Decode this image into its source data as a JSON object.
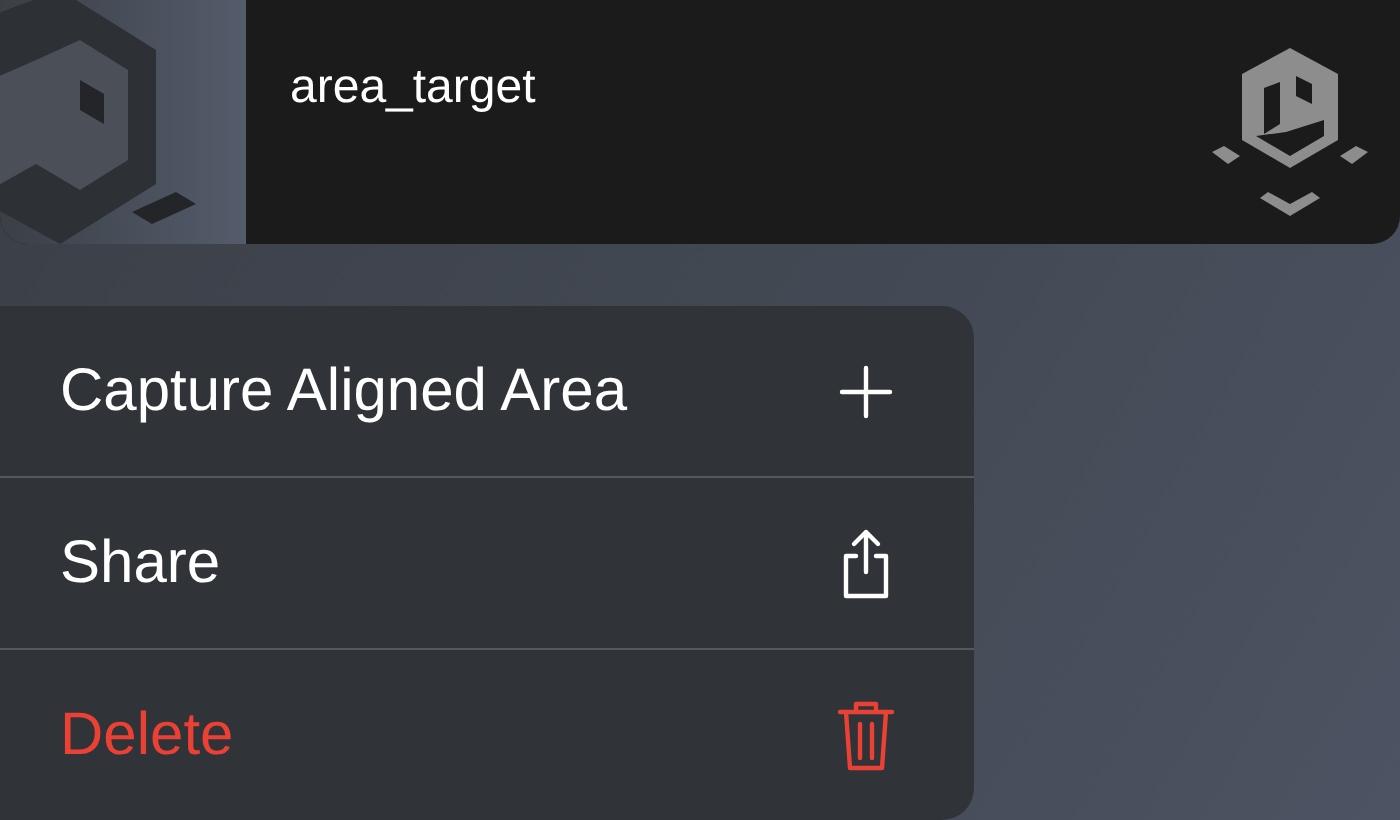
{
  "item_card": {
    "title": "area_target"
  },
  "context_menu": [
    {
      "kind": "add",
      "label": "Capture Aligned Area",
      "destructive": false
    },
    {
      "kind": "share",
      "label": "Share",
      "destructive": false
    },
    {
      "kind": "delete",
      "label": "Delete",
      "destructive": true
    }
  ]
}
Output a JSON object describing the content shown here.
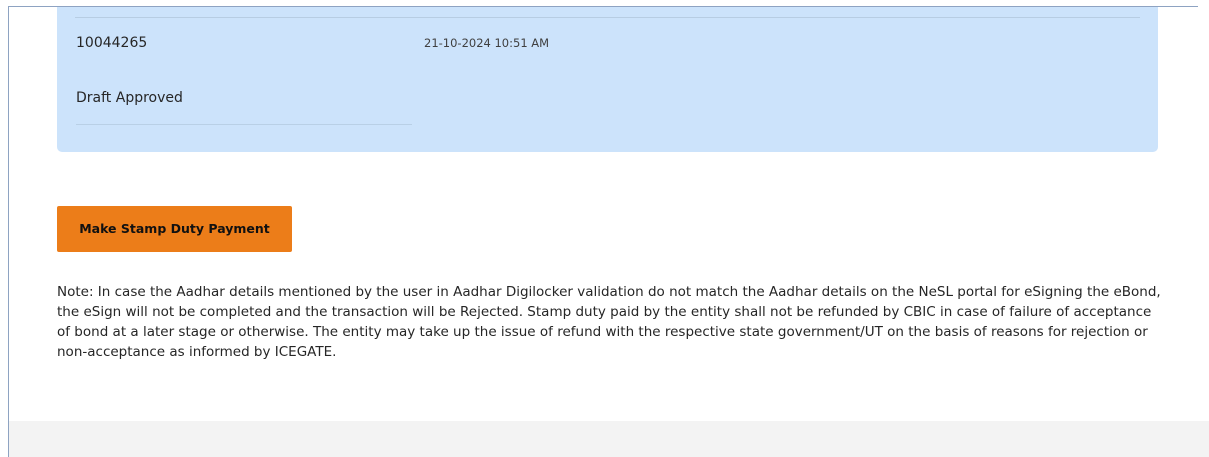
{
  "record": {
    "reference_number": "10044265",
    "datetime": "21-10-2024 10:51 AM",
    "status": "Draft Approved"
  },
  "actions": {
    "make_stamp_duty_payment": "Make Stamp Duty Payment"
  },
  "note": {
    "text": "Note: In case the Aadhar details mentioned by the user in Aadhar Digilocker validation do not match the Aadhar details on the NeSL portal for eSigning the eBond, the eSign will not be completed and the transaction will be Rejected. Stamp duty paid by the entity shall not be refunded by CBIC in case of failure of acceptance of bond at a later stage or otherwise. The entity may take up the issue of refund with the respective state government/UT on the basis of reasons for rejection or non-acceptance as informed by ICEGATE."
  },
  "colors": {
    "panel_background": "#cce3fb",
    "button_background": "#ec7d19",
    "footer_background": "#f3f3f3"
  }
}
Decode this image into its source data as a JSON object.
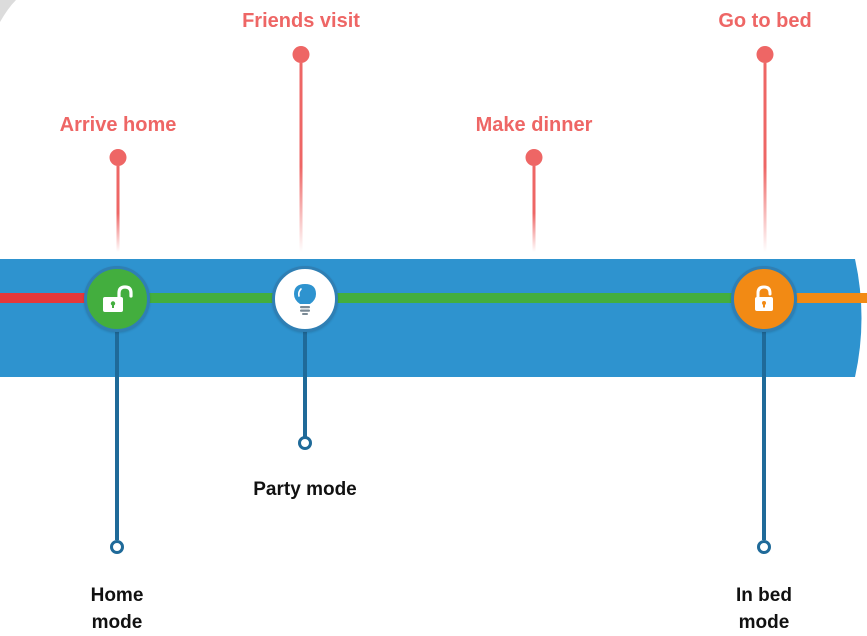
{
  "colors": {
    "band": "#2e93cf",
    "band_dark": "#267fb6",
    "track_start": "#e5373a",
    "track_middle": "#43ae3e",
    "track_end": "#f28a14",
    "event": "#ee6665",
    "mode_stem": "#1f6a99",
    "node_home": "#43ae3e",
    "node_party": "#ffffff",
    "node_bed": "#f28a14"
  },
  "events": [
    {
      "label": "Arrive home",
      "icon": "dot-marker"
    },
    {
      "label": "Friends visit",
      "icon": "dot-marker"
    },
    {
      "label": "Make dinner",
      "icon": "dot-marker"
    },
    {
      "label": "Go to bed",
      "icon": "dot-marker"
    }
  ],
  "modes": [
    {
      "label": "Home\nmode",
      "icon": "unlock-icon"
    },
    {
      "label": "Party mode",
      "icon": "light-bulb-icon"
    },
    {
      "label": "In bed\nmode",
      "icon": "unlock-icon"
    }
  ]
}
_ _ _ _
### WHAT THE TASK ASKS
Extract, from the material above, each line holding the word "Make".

### OUTPUT OF THE EXERCISE
    "make_stamp_duty_payment": "Make Stamp Duty Payment"
      "label": "Make dinner",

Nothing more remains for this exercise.